|"Illumination" by Photographer Wayne Rainey|
Phoenix photographer Wayne Rainey, a longtime artist and activist in Roosevelt Row who owns the monOrchid building, opted for provocative rather than pleasing. He showed a large-scale photograph that’s both strangely alluring and deeply disturbing.
Titled Illumination, it’s a nighttime capture of construction debris from the properties destroyed in March 2015 to make way for iLuminate, which is one of two Baron Properties multi-level housing developments currently under construction at the intersection of Roosevelt and Third streets, iLuminate sits adjacent to monOrchid, Rainey's arts and events space.
Rainey’s intention with the piece is clear. He’s voiced strong criticism of Baron Properties through social media, and expressed his concern that artists who partner with Baron Properties or other developers who demolish beloved buildings are taking part in the demise of their own arts community.
Within hours of Artlink wrapping up its single-day exhibition, Rainey posted comments on his Facebook page that included the following, and he's posted additional comments since:
"Well that was an interesting night. It had all the components of a good drama with no casualties except perhaps an arts district. If only there were an organization present, that promoted the arts and artists, that could have stood erect and told Baron Properties that we are not the cheap sluts you take us for and what you're trying to buy is not for sale."After Baron Properties demolished a building bearing Lauren Lee’s Three Birds mural to make way for iLuminate, it commissioned Lee to create mural-inspired panels collectively called Three Birds in Flight, which they’ve already mounted on iLuminate’s west-facing façade.

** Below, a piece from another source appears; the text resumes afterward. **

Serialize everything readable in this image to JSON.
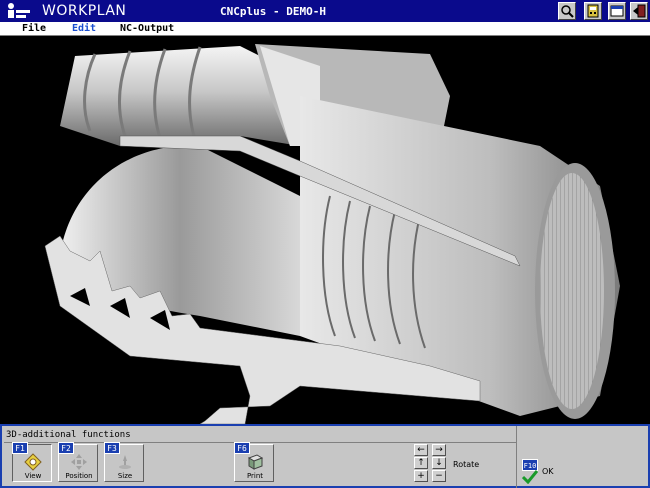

Rainey also called out Artlink in his post on exhibition night, writing, "ArtLink is dead. It died the minute it wed the Dev that tore into our heart." For Rainey, art took the form of activism. And activism took the form of art.
The bold nature of Rainey’s work, an exquisite composition even without its powerful context, made everything around it look safe – including the trio of works chosen for special recognition.